Verizon, T-Mobile, AT&T, and Sprint Team Up to Bring RCS to US (Updated)


We may earn a commission when you click links to retailers and purchase goods. More info.

The Cross Carrier Messaging Initiative (CCMI) will bring RCS to US consumers, they say.

It’s only been a couple of months since Google decided to force adoption of Rich Communication Services (RCS) on Android in Europe, all while suggesting that they couldn’t do the same here and would instead wait for carriers to work with them. I’m not sure carriers are ready to work with Google, but Verizon, T-Mobile, AT&T, and Sprint all just announced that they are working together to bring RCS to the US.

Called the Cross Carrier Messaging Initiative (CCMI), the four major US carriers will work to “develop and deploy [a] standards-based, interoperable messaging service” known as RCS to Android in 2020.

The group is working with “other companies in the RCS ecosystem,” so that could be Google, though they don’t mention Google a single time in today’s announcement, only that they are starting with Android.
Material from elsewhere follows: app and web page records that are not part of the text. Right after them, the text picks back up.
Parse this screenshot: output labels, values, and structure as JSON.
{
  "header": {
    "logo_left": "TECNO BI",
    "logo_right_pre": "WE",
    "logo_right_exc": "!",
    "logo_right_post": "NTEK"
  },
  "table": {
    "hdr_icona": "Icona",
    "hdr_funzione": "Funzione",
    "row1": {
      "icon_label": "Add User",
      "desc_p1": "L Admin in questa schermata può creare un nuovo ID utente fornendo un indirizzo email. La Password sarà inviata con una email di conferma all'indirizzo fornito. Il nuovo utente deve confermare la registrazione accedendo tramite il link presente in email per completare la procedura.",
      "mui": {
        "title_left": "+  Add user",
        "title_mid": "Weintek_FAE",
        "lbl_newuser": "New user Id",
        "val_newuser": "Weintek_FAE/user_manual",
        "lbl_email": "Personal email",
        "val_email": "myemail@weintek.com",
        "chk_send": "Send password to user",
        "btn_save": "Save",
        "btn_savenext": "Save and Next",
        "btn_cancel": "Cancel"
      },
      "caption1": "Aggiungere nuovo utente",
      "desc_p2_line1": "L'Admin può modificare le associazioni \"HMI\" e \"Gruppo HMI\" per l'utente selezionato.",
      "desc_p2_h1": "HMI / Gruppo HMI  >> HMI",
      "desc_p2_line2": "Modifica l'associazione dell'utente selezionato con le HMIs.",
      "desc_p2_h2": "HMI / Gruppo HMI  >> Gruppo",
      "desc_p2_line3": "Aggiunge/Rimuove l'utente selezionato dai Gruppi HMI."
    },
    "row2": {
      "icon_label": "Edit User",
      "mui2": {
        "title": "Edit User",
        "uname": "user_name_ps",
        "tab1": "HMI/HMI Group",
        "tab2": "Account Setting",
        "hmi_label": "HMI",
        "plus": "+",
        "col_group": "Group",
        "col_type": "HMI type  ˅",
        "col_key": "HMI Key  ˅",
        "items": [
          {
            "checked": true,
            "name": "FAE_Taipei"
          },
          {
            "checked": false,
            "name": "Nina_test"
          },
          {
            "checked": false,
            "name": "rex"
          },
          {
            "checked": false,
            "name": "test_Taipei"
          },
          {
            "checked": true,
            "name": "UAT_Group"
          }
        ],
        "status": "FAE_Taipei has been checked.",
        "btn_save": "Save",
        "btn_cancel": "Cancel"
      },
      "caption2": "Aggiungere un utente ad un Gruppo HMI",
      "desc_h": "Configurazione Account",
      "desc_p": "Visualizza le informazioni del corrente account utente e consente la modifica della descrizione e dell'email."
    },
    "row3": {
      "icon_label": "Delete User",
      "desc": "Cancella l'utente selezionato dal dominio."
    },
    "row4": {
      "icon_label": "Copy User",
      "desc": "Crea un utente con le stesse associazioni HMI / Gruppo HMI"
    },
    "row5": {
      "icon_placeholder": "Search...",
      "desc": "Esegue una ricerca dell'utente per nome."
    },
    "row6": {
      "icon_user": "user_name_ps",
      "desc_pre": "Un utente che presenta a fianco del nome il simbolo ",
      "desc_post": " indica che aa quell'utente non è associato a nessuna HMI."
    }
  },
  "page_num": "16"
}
And we’re just going to assume they are starting with Android because Apple doesn’t give a single sh*t about RCS.

Whatever this new service is called, it will be based on the GSMA’s RCS industry standard. We hope that means it will live within current messaging apps and isn’t a stand-alone app the four will create together. But hey, they tried that with mobile payments just as Google was pushing for mass adoption of Google Wallet (now Google Pay). We won’t put anything past the wonderful carriers here in the US. Let’s just hope they name it better.

In today’s announcement, all four carriers really want to emphasize that you will not only be able to send high quality images and videos across carriers to your friends, but that you’ll be able to hangout virtually with your favorite brands at all times. If that sounds like advertising, money-grabbing carrier hell, that’s because it probably will be. I don’t think I’m alone in assuming that the hold-up of RCS in the US was because the carriers weren’t interested unless it could make them billions of dollars. They now seem like they are close to figuring out how that will happen.


  • UPDATE: The Verge spoke with Doug Garland, the general manager of this new CCMI group. Garland basically confirmed all of the fears I noted in the post above, that there will be a stand-alone app offered, that the goal here is to rake in money through the service from businesses (nothing on consumers yet), and that they are doing this without Google.
  • They are open to letting others in on this new RCS service, so that could mean you’ll be able to access RCS from these carriers and the CCMI through Google or Samsung’s own messaging apps. Oh, this isn’t a direct implementation of the GSMA’s RCS standard, but is instead based off of it. That sounds like more trouble. Fun!

// Sprint



Collapse Show Comments